Wrongful death claims in Colorado
Colorado law defines wrongful death as a death that is “caused by a wrongful act, neglect, or default” of someone else. In a situation where the deceased person could have filed a claim if they had survived, certain family members may be able to seek damages.
In Colorado, certain family members or representatives of the deceased can file a lawsuit to seek damages caused by the accident. Wrongful death claims aim to provide compensation for economic and non-economic losses, including medical expenses, funeral costs, lost income, and the emotional pain and suffering endured by the surviving family members.
Who can file wrongful death claims?
In Colorado, only the spouse has the right to file a wrongful death suit in the first year following the accident. If there is no surviving spouse, the children can file in the first year. In the second year, the children or personal representative can also file.
In addition to a wrongful death claim, family members may be able to pursue survival action. This allows the deceased person’s estate to seek compensation for the damages the deceased would have been entitled to if they had survived the accident. This may include damages for pain and suffering, medical expenses, and wages lost before death.
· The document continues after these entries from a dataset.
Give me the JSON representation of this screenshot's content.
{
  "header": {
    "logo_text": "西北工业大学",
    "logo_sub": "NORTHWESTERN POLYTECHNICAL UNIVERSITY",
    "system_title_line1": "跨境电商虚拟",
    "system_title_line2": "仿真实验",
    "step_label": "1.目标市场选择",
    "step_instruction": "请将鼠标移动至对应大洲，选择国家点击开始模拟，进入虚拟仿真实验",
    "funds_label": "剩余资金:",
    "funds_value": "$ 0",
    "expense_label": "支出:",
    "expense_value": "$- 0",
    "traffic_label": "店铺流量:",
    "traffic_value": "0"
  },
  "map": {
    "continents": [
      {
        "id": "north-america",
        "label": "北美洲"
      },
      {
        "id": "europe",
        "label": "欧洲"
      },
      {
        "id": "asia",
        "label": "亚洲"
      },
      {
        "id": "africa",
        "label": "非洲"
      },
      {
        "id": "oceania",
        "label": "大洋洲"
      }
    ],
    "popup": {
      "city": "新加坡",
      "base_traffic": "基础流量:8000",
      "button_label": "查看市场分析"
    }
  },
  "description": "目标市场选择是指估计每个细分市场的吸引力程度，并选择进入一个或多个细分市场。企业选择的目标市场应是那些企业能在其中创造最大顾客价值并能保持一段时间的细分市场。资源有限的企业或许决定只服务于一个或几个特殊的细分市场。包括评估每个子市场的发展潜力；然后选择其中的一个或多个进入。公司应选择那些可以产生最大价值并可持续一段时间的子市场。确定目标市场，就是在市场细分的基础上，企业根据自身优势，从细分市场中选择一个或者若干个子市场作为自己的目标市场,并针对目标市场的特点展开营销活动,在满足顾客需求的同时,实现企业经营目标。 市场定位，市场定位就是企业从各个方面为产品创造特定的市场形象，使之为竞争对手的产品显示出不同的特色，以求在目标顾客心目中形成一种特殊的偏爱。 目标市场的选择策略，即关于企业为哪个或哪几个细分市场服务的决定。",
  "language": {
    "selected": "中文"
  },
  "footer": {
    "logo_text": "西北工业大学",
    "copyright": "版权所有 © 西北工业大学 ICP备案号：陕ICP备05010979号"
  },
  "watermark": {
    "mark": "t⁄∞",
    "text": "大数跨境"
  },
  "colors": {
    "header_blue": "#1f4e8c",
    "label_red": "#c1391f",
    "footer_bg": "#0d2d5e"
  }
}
Does the driver have to be convicted of DUI?
In a civil case against a drunk driver, it’s not necessary for the driver to be convicted of DUI. The standards of proof in civil cases are lower than in criminal cases. While a DUI conviction or guilty plea can be used as evidence, it is not the only way to establish the driver’s intoxication. Other forms of evidence, such as police reports and witness statements, can also be used. It is important to consult with an attorney who can help gather the necessary evidence and navigate the legal process effectively.
Hit by a drunk driver, what are you entitled to?
In most cases, someone hit by a drunk driver could be entitled to both compensatory and punitive damages. Compensatory damages seek to reimburse the victim for their losses, and punitive damages are meant to punish the person responsible.
There are two categories in which you can receive damages. Economic damages cover medical expenses, lost wages, and property damage. Non-economic damages include things like pain and suffering and mental anguish.
Call Colorado’s best drunk driving lawyers
For the best legal representation in Colorado for drunk driving cases, turn to Bachus & Schanker, Personal Injury Lawyers. Our skilled team of attorneys will diligently build a strong case, protect your rights, and fight for the compensation you deserve.
As Impaired Driving Deaths Hit 20-Year High In Colorado, New Bill Hopes To Reduce Number Of DUIs. (2022).
Colorado Drunk Driving Laws 1. (2022).
Negligence Per Se in Personal Injury Lawsuits. (2022).
The Colorado Rules of Civil Procedure for Courts of Record in Colorado. (2019).